Extracted entries Start Marker

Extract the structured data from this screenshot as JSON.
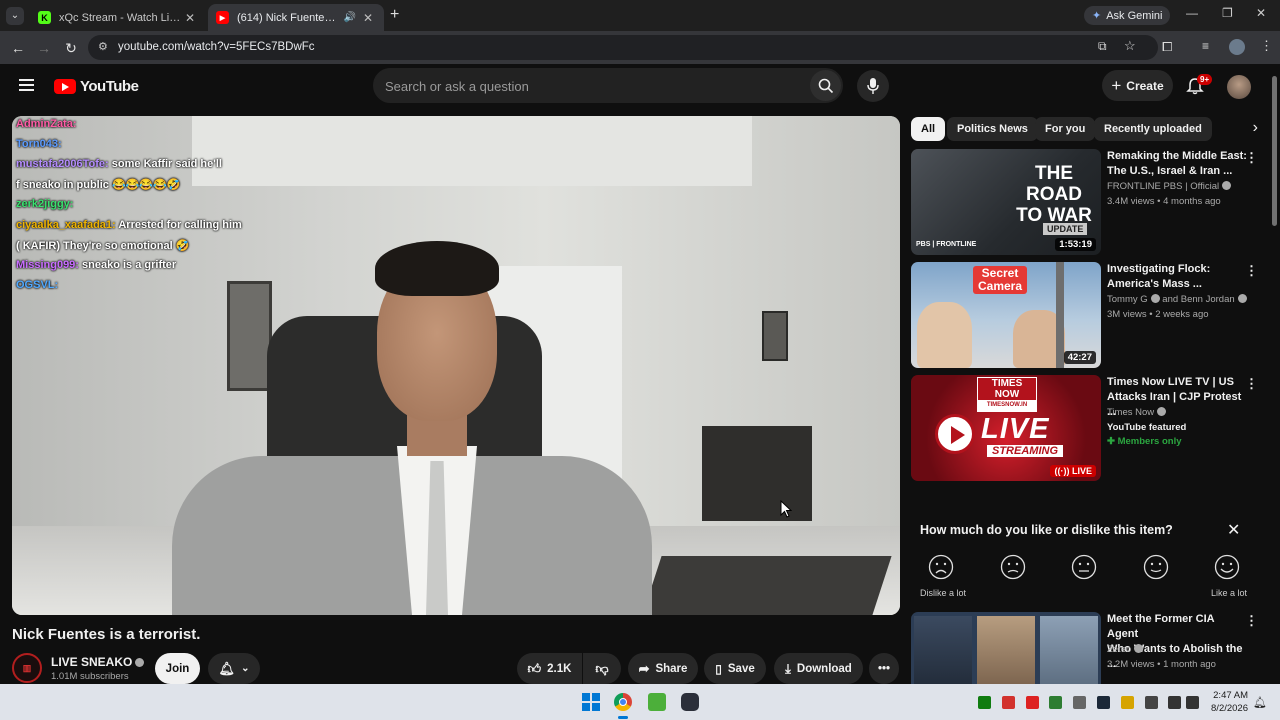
{
  "tabs": [
    {
      "title": "xQc Stream - Watch Live on Kick",
      "favicon": "K"
    },
    {
      "title": "(614) Nick Fuentes is a terrorist.",
      "favicon": "▶"
    }
  ],
  "gemini_label": "Ask Gemini",
  "address": {
    "url": "youtube.com/watch?v=5FECs7BDwFc"
  },
  "yt": {
    "logo_text": "YouTube",
    "search_placeholder": "Search or ask a question",
    "create_label": "Create",
    "notif_badge": "9+"
  },
  "chat": [
    {
      "user": "AdminZata:",
      "msg": "",
      "color": "#ff5aa5"
    },
    {
      "user": "Torn043:",
      "msg": "",
      "color": "#5b9bff"
    },
    {
      "user": "mustafa2006Tofe:",
      "msg": "some Kaffir said he'll",
      "color": "#b48cff"
    },
    {
      "user": "",
      "msg": "f sneako in public 😂😂😂😂🤣",
      "color": "#ffffff"
    },
    {
      "user": "zerk2jiggy:",
      "msg": "",
      "color": "#39e06e"
    },
    {
      "user": "ciyaalka_xaafada1:",
      "msg": "Arrested for calling him",
      "color": "#f0b400"
    },
    {
      "user": "",
      "msg": "( KAFIR) They're so emotional 🤣",
      "color": "#ffffff"
    },
    {
      "user": "Missing099:",
      "msg": "sneako is a grifter",
      "color": "#c86cff"
    },
    {
      "user": "OGSVL:",
      "msg": "",
      "color": "#4fa8ff"
    }
  ],
  "video": {
    "title": "Nick Fuentes is a terrorist.",
    "channel": "LIVE SNEAKO",
    "subscribers": "1.01M subscribers",
    "join_label": "Join",
    "likes": "2.1K",
    "share_label": "Share",
    "save_label": "Save",
    "download_label": "Download"
  },
  "chips": [
    "All",
    "Politics News",
    "For you",
    "Recently uploaded"
  ],
  "recommendations": [
    {
      "title_line1": "Remaking the Middle East:",
      "title_line2": "The U.S., Israel & Iran ...",
      "channel": "FRONTLINE PBS | Official",
      "meta": "3.4M views • 4 months ago",
      "duration": "1:53:19",
      "thumb_text1": "THE ROAD",
      "thumb_text2": "TO WAR",
      "thumb_tag": "UPDATE",
      "thumb_logo": "PBS | FRONTLINE"
    },
    {
      "title_line1": "Investigating Flock:",
      "title_line2": "America's Mass ...",
      "channel": "Tommy G",
      "channel2": "and Benn Jordan",
      "meta": "3M views • 2 weeks ago",
      "duration": "42:27",
      "thumb_text1": "Secret",
      "thumb_text2": "Camera"
    },
    {
      "title_line1": "Times Now LIVE TV | US",
      "title_line2": "Attacks Iran | CJP Protest ...",
      "channel": "Times Now",
      "featured": "YouTube featured",
      "members": "Members only",
      "live_badge": "LIVE",
      "thumb_text1": "TIMES",
      "thumb_text2": "NOW",
      "thumb_sub": "TIMESNOW.IN",
      "thumb_big": "LIVE",
      "thumb_stream": "STREAMING"
    },
    {
      "title_line1": "Meet the Former CIA Agent",
      "title_line2": "Who Wants to Abolish the ...",
      "channel": "Zeteo",
      "meta": "3.2M views • 1 month ago"
    }
  ],
  "survey": {
    "question": "How much do you like or dislike this item?",
    "left_label": "Dislike a lot",
    "right_label": "Like a lot"
  },
  "clock": {
    "time": "2:47 AM",
    "date": "8/2/2026"
  }
}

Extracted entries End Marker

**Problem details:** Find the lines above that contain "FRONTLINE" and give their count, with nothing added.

**Task solution:** 2